SN&R asked the ATF and DOJ for specific information on gun traces either by retailer or by county. But the agencies said that federal law prohibits sharing that data.
Dan Vice, staff attorney with the Brady Campaign to Prevent Gun Violence, claimed that past DOJ data showed that 85 percent of gun retailers have no traces and that 10 or more traces per retailer pointed to potential gun trafficking.
John Barritt owns one of those hunting stores. In three-and-a-half years, Barritt says, his store, Badger John’s Huntin’ Stuff, has only encountered two traces. And he claims to have sold more than 6,000 guns in that time.
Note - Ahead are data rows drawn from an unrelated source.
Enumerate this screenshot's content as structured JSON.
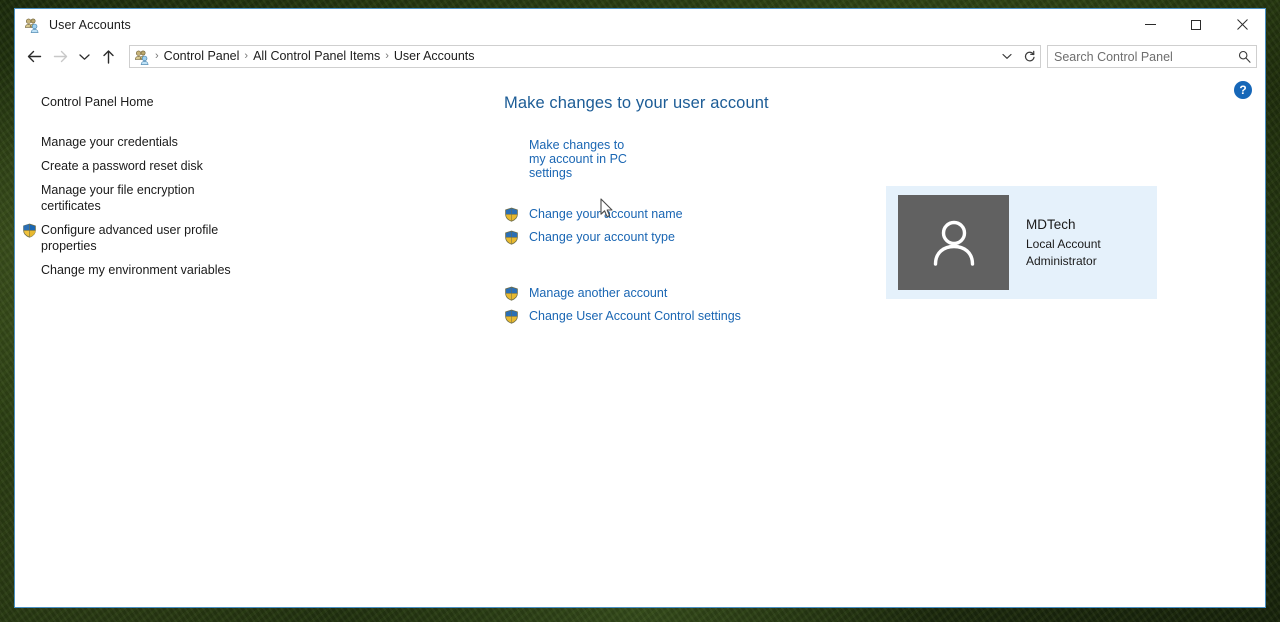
{
  "window": {
    "title": "User Accounts",
    "title_icon": "user-accounts-icon",
    "controls": {
      "minimize": "–",
      "maximize": "□",
      "close": "✕"
    }
  },
  "navbar": {
    "back_icon": "back-arrow-icon",
    "forward_icon": "forward-arrow-icon",
    "recent_icon": "chevron-down-icon",
    "up_icon": "up-arrow-icon",
    "address_icon": "user-accounts-icon",
    "breadcrumbs": [
      "Control Panel",
      "All Control Panel Items",
      "User Accounts"
    ],
    "separator": "›",
    "dropdown_icon": "chevron-down-icon",
    "refresh_icon": "refresh-icon",
    "search": {
      "placeholder": "Search Control Panel",
      "value": "",
      "icon": "search-icon"
    }
  },
  "sidebar": {
    "home_label": "Control Panel Home",
    "items": [
      {
        "label": "Manage your credentials",
        "shield": false
      },
      {
        "label": "Create a password reset disk",
        "shield": false
      },
      {
        "label": "Manage your file encryption certificates",
        "shield": false
      },
      {
        "label": "Configure advanced user profile properties",
        "shield": true
      },
      {
        "label": "Change my environment variables",
        "shield": false
      }
    ]
  },
  "main": {
    "heading": "Make changes to your user account",
    "pc_settings_link": "Make changes to my account in PC settings",
    "group_one": [
      {
        "label": "Change your account name",
        "shield": true
      },
      {
        "label": "Change your account type",
        "shield": true
      }
    ],
    "group_two": [
      {
        "label": "Manage another account",
        "shield": true
      },
      {
        "label": "Change User Account Control settings",
        "shield": true
      }
    ]
  },
  "account": {
    "avatar_icon": "user-avatar-icon",
    "name": "MDTech",
    "account_type": "Local Account",
    "role": "Administrator"
  },
  "help": {
    "label": "?",
    "icon": "help-icon"
  },
  "colors": {
    "heading": "#1c5c96",
    "link": "#1a66b3",
    "tile_background": "#e5f1fb",
    "avatar_background": "#616161",
    "window_border": "#4a90c4",
    "help_blue": "#1667b8"
  }
}
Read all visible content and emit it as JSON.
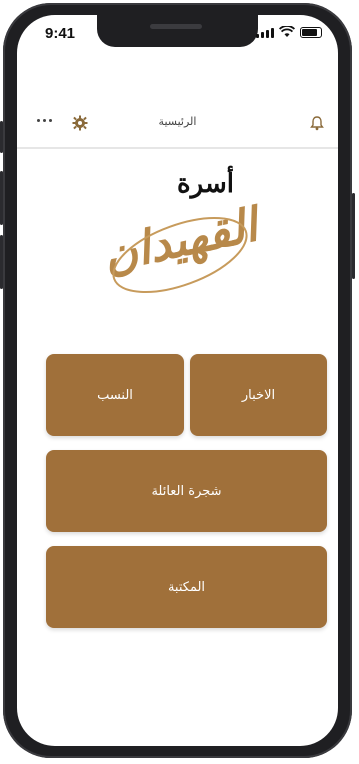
{
  "status": {
    "time": "9:41"
  },
  "header": {
    "title": "الرئيسية"
  },
  "logo": {
    "top_text": "أسرة",
    "main_text": "القهيدان"
  },
  "buttons": {
    "news": "الاخبار",
    "lineage": "النسب",
    "family_tree": "شجرة العائلة",
    "library": "المكتبة"
  },
  "colors": {
    "button": "#a0703a",
    "logo_gold": "#b8894a",
    "frame": "#1f1f22"
  },
  "icons": [
    "more-icon",
    "gear-icon",
    "bell-icon",
    "signal-icon",
    "wifi-icon",
    "battery-icon"
  ]
}
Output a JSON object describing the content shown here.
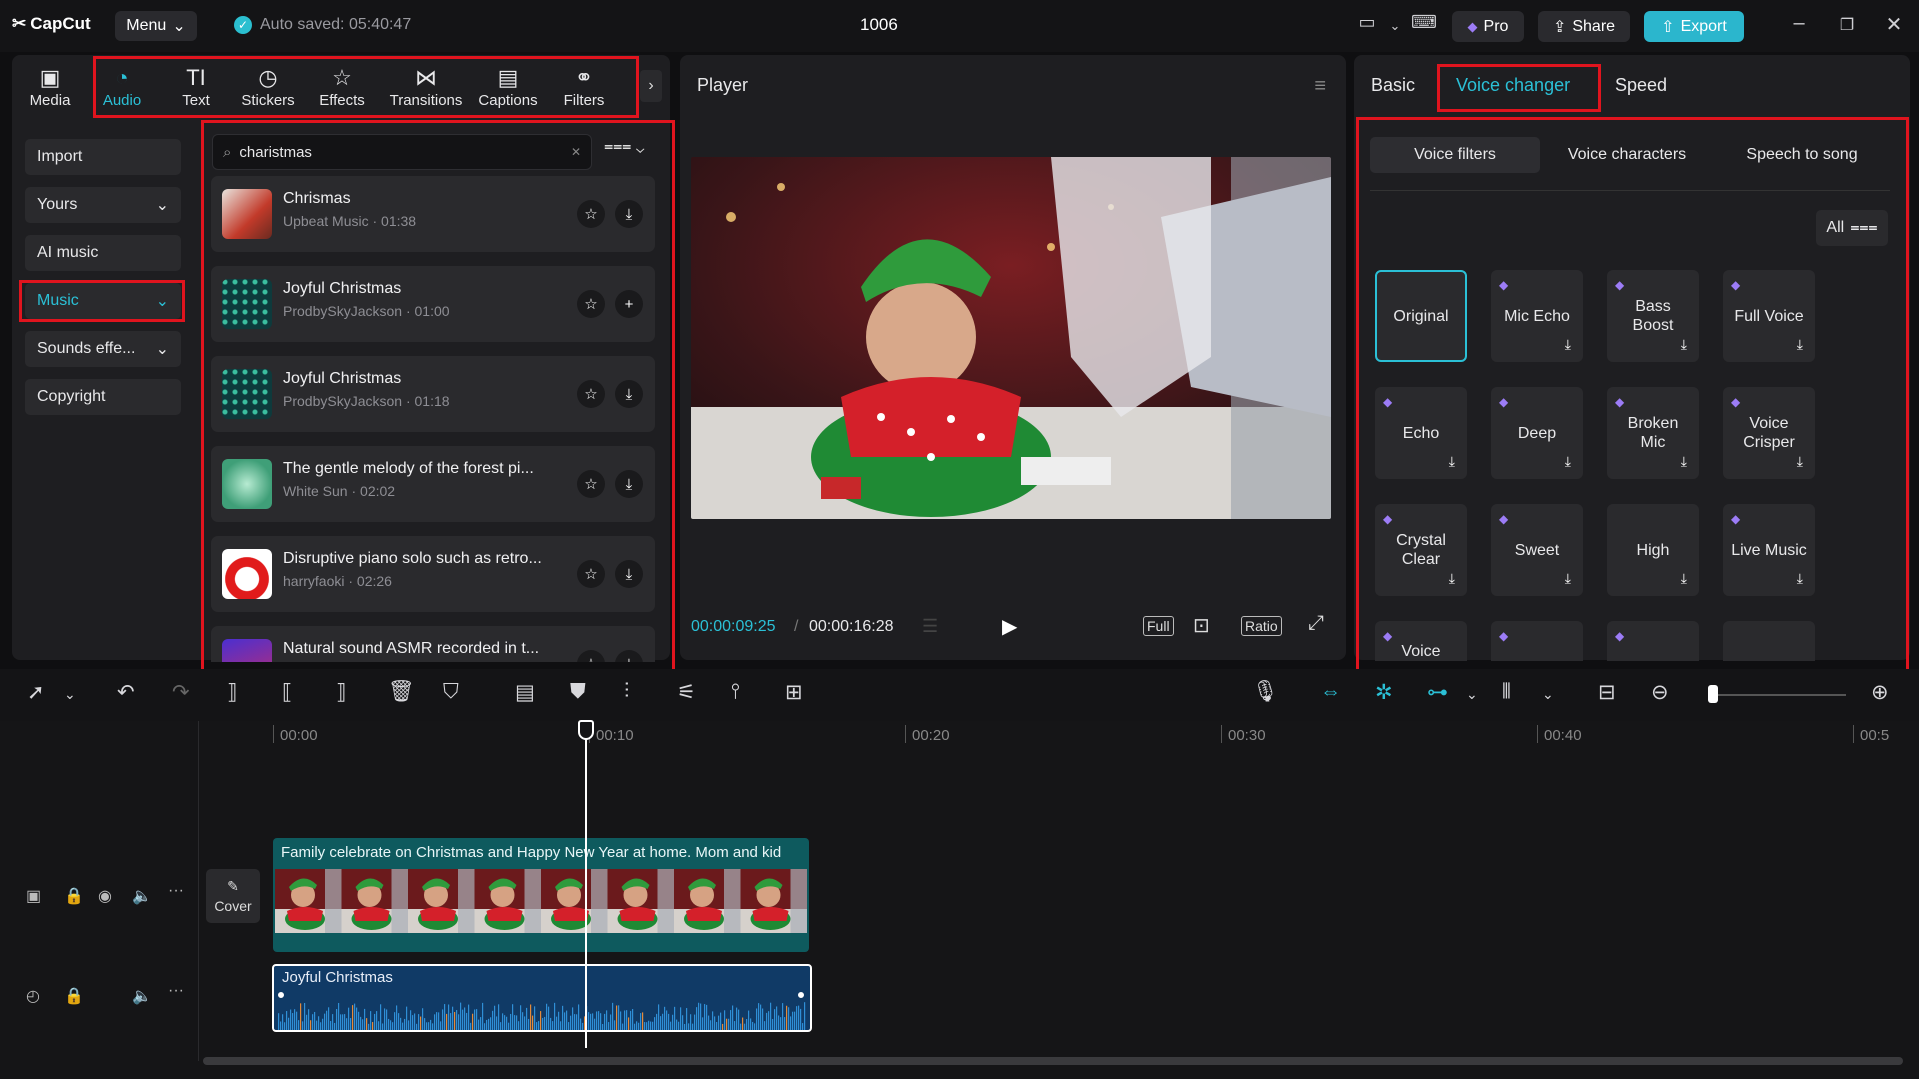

Because he sells long guns, primarily, he feels his weapons are less likely to be used in crimes.
“We are held to such absolutely, bizarrely stringent standards by the ATF and the DOJ in California that it’s a moot point,” he said. “We’re really not in the business to sell guns to creeps.”
Gun retailers like Hoxworth and Barritt are investigated once a year by the state and once a year by the ATF. Inventory is checked against invoices to make sure that each gun is accounted for, and both retailers say that recent investigations showed no discrepancies.
Though he believes that straw purchasers might account for some of the handguns traced to retailers, Barritt said he knows most of the gun dealers in Northern California. “There’s not one I know of who would be soft in that kind of a situation.”
It’s hard to compare the number of traces or failed background checks between retailers because the public is no longer granted the right to know which retailers sell guns used in crimes.
SN&R requested retailer-specific data on gun traces and gun sales from Wintemute; Drew Wade from the ATF public-affairs office; and Nathan Barankin, public-information officer for the state DOJ. All three claimed that they could not share retailer-specific information with anyone besides law enforcement or “bona fide researchers” because of a congressional ban that was included in the appropriations act of 2005. The new law followed several lawsuits against retailers found to have sold guns used in crimes. Though Wintemute’s team qualified to get the data, reporters do not.